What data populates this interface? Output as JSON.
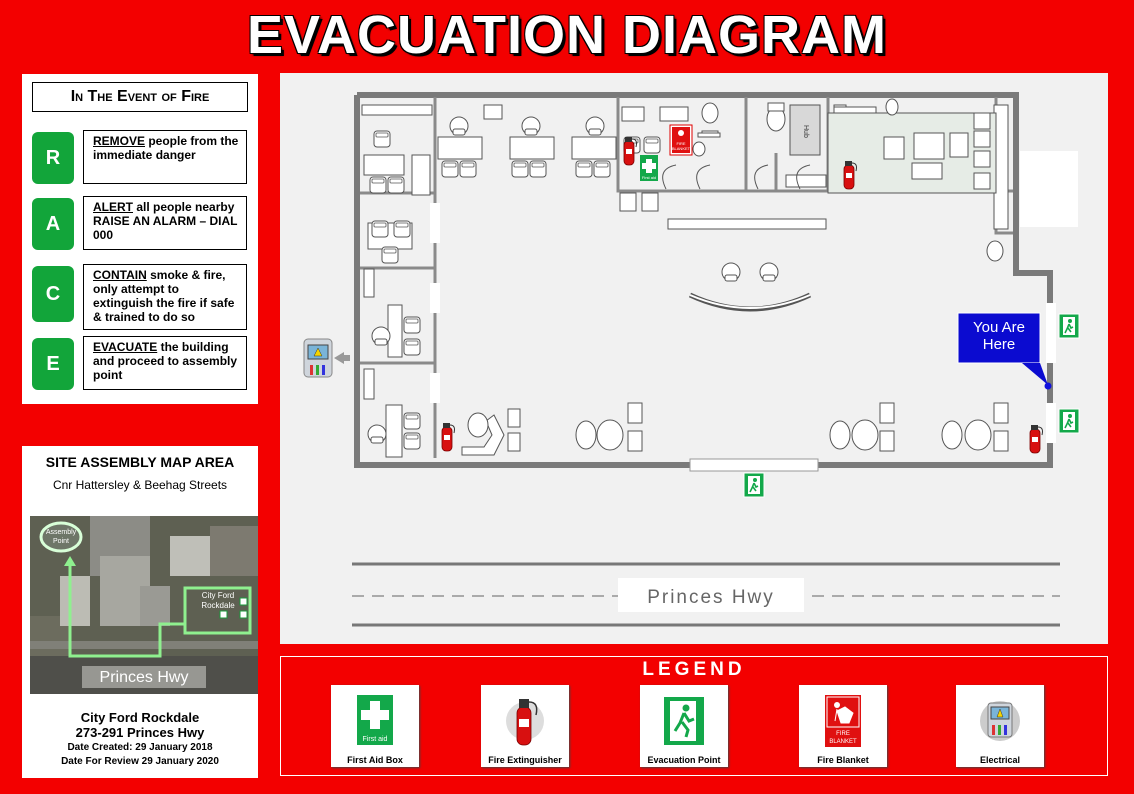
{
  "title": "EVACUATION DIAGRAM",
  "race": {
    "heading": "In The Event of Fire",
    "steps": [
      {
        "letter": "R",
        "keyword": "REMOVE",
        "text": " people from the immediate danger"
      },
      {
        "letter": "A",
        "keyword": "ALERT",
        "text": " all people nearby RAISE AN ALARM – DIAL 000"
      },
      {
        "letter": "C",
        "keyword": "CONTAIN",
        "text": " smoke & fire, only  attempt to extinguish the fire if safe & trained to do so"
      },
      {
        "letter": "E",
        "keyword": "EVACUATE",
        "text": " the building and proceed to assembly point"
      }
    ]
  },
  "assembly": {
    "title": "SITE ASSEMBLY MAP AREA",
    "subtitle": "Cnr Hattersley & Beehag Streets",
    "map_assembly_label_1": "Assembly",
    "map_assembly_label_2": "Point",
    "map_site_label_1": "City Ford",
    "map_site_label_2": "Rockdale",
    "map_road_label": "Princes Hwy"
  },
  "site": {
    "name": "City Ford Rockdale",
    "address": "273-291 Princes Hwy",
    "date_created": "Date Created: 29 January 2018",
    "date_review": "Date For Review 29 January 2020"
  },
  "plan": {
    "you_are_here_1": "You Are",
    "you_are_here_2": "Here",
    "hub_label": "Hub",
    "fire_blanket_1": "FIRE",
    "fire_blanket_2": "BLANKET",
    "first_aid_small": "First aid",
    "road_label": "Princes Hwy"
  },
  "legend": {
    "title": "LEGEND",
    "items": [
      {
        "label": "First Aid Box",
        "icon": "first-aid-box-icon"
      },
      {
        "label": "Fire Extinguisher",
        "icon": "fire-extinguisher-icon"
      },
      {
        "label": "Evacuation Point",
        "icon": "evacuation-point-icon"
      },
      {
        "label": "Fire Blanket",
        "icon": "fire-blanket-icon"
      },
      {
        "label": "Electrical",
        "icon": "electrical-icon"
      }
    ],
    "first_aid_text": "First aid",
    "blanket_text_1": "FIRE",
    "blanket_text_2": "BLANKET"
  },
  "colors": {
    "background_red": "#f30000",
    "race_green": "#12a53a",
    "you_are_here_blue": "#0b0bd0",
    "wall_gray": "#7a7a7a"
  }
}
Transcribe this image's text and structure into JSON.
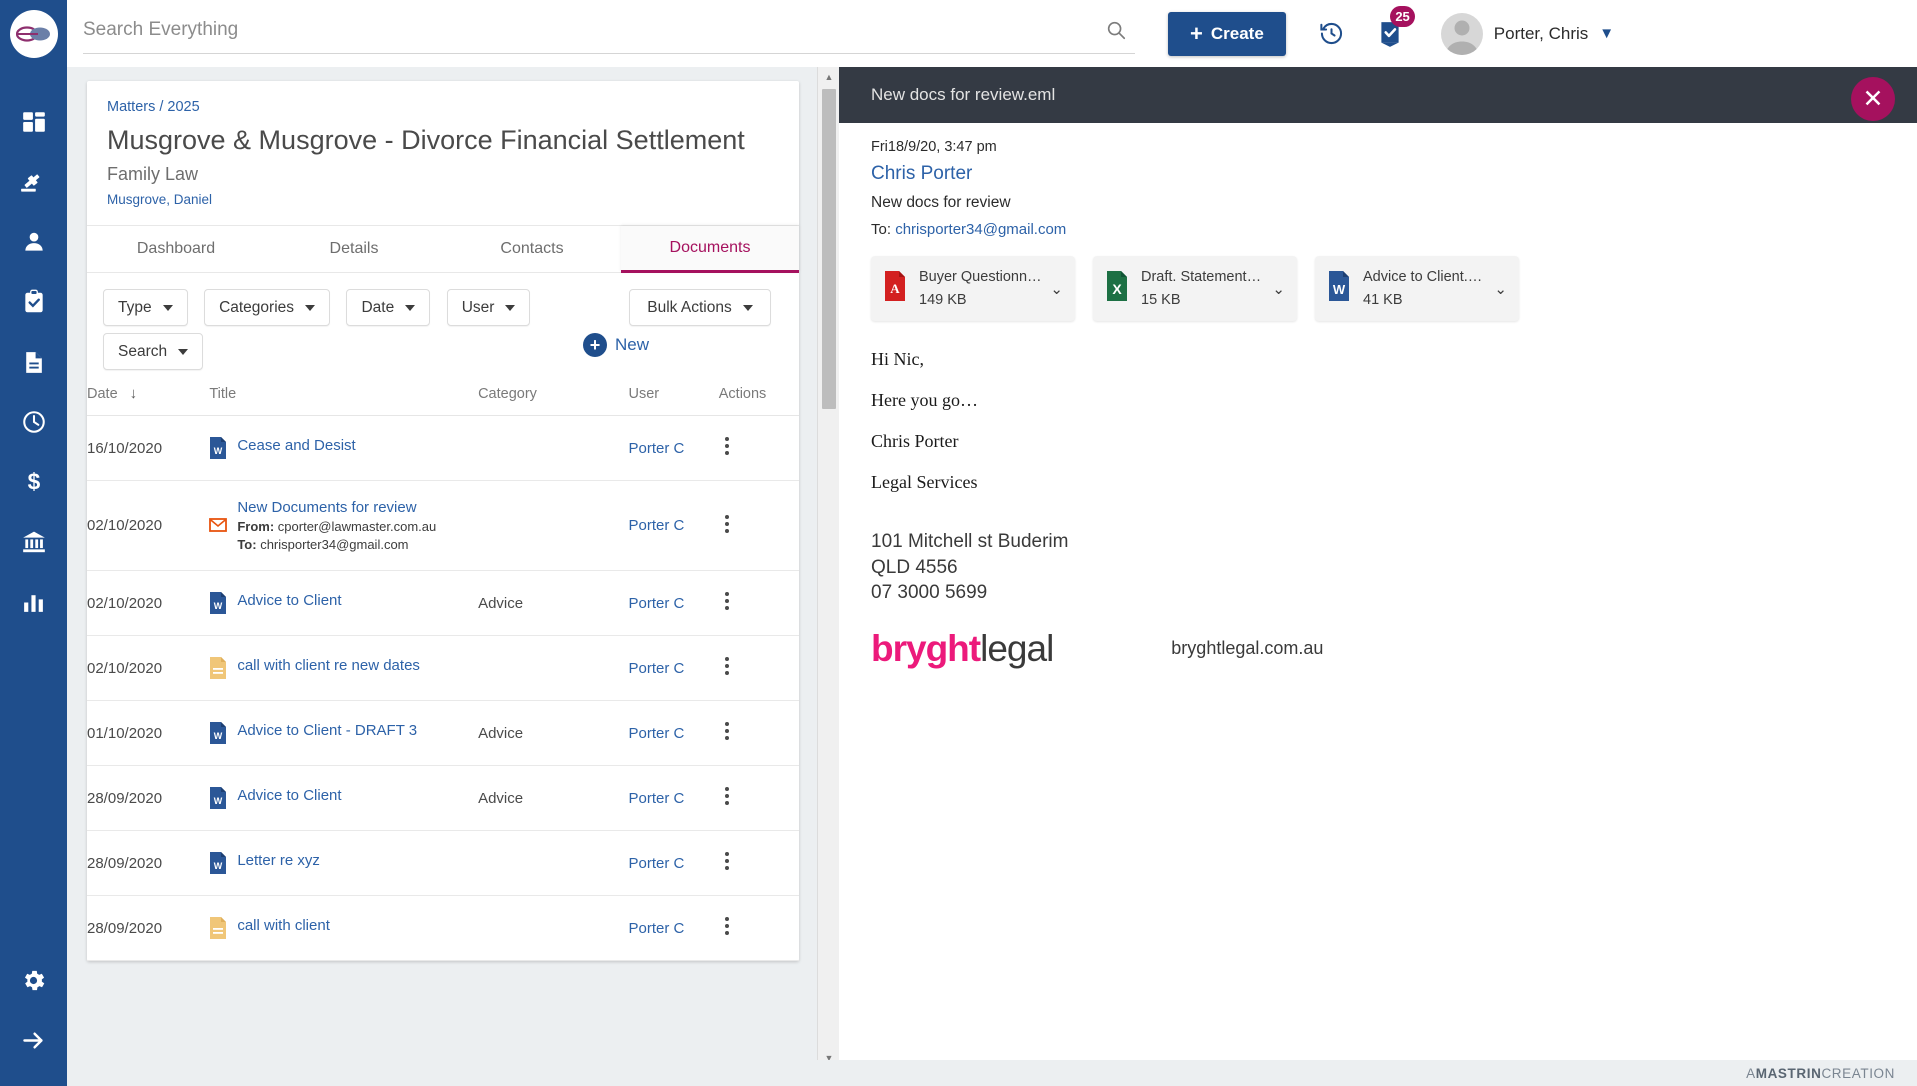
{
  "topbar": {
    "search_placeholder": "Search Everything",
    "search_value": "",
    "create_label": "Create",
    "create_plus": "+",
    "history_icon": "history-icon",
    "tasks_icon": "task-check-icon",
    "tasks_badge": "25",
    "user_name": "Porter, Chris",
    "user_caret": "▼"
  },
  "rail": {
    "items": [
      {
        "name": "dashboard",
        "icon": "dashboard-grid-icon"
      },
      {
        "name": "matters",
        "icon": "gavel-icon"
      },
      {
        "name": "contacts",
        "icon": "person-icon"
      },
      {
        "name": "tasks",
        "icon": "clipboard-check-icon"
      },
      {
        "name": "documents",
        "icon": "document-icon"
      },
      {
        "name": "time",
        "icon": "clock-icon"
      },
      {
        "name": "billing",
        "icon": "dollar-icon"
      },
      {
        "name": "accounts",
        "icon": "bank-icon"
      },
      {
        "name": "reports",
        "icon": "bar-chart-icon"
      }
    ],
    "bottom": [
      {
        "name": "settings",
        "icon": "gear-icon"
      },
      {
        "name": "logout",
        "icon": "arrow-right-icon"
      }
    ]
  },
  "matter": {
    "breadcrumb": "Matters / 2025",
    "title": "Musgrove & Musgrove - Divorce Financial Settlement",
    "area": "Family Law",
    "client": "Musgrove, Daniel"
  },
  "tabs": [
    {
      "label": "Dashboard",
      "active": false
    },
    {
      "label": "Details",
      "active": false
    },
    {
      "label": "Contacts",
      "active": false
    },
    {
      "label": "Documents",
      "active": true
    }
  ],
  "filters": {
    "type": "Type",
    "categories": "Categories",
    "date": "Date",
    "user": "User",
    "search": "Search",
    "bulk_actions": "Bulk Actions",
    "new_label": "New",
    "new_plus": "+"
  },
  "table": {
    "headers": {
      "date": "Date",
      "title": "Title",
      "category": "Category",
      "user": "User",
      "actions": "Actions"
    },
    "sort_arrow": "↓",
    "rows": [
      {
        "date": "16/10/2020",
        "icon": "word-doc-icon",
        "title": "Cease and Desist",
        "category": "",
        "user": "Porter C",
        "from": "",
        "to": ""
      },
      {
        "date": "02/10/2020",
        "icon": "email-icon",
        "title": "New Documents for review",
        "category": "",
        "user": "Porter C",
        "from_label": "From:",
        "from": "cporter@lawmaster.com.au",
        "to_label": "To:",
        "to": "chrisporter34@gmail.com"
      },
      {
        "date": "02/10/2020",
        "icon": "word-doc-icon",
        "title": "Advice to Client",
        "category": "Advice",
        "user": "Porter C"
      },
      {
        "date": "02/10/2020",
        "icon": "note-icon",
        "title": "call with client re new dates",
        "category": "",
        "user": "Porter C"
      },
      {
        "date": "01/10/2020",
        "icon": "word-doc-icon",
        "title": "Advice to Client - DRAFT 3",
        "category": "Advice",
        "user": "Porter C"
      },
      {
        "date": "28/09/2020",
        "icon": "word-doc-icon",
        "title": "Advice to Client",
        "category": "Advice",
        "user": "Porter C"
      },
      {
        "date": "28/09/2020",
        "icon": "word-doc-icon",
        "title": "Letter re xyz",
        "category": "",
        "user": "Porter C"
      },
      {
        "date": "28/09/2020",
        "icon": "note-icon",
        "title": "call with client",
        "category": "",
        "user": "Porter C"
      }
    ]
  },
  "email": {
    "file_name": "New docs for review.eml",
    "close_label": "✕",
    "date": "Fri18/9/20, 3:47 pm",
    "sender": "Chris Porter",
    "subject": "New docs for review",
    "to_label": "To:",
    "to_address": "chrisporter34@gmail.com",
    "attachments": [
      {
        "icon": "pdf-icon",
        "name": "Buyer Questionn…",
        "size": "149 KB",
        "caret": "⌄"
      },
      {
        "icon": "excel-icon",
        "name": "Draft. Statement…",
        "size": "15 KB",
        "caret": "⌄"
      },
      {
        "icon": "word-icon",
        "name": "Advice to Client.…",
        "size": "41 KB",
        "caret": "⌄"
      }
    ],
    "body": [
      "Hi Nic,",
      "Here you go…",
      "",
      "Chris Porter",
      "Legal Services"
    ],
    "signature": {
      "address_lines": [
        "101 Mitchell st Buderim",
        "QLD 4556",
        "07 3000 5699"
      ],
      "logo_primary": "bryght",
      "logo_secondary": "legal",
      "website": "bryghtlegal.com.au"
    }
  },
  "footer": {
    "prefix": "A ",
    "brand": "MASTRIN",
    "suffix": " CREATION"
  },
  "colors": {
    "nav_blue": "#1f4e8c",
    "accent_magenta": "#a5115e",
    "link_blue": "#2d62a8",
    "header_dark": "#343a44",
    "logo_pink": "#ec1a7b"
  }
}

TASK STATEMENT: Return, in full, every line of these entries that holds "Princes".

TASK OUTPUT:
    "map_road_label": "Princes Hwy"
    "address": "273-291 Princes Hwy",
    "road_label": "Princes Hwy"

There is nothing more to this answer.